▸ **RECORD SET**
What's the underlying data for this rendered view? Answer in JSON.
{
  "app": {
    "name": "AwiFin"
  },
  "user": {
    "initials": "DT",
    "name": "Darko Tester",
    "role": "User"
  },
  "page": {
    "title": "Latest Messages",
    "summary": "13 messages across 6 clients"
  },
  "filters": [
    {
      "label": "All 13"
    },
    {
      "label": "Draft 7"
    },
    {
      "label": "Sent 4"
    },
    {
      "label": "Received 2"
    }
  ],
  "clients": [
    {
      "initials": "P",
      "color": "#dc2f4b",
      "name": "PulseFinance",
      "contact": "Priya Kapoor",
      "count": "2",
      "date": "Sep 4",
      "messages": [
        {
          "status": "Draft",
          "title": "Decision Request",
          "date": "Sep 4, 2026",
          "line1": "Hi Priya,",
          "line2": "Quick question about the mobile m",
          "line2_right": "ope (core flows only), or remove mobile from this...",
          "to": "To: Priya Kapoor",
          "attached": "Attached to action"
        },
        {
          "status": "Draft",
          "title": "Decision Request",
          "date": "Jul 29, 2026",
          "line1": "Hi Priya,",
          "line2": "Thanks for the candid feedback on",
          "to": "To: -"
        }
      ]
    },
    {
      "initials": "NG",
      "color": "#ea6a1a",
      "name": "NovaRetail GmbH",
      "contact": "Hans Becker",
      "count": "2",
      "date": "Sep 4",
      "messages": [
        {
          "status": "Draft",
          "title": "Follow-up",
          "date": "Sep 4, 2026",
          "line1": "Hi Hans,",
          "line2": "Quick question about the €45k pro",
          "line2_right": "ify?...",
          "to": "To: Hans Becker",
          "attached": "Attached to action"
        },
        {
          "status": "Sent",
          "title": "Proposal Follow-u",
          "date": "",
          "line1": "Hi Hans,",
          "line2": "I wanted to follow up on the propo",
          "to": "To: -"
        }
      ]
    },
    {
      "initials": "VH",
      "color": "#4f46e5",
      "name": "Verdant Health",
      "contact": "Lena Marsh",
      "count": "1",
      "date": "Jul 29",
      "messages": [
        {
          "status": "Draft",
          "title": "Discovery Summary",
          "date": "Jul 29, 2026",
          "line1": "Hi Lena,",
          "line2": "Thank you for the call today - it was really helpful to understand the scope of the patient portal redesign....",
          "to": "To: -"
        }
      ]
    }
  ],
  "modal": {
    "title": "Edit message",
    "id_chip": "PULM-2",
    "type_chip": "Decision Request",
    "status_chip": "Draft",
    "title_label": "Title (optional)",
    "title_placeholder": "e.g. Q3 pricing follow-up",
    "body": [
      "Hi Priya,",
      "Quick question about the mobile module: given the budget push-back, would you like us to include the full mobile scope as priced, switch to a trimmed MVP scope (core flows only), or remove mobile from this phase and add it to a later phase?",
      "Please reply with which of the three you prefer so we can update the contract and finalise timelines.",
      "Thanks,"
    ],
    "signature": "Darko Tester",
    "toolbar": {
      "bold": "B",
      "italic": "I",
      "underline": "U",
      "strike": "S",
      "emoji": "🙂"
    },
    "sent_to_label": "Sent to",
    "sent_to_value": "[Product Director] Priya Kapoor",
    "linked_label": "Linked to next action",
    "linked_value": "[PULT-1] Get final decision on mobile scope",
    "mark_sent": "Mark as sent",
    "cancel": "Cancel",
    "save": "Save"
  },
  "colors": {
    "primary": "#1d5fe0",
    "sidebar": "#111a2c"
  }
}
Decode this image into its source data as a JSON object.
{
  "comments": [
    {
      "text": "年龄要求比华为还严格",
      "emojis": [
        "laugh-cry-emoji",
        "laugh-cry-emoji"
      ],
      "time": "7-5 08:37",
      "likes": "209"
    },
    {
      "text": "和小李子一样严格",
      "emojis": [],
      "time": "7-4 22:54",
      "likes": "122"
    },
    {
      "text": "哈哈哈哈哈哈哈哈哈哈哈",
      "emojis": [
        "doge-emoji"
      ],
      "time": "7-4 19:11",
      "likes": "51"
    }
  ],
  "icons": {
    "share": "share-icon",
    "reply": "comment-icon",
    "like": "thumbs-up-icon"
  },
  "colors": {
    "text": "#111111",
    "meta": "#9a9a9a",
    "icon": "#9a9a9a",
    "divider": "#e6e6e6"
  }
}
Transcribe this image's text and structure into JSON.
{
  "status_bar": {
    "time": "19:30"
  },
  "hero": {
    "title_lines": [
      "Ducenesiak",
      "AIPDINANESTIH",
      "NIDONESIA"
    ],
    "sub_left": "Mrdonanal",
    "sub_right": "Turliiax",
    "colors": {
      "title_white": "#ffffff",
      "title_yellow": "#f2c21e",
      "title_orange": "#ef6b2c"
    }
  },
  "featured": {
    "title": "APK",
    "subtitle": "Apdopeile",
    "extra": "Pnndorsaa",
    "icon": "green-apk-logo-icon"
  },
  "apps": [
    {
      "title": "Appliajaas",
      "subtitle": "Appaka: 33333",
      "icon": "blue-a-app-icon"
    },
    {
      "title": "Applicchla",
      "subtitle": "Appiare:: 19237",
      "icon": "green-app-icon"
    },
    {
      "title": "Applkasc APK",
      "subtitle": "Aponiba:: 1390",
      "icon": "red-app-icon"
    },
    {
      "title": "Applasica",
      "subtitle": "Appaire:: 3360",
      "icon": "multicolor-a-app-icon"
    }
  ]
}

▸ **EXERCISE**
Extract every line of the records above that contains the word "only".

▸ **FINISHED EXERCISE**
          "line2_right": "ope (core flows only), or remove mobile from this...",
      "Quick question about the mobile module: given the budget push-back, would you like us to include the full mobile scope as priced, switch to a trimmed MVP scope (core flows only), or remove mobile from this phase and add it to a later phase?",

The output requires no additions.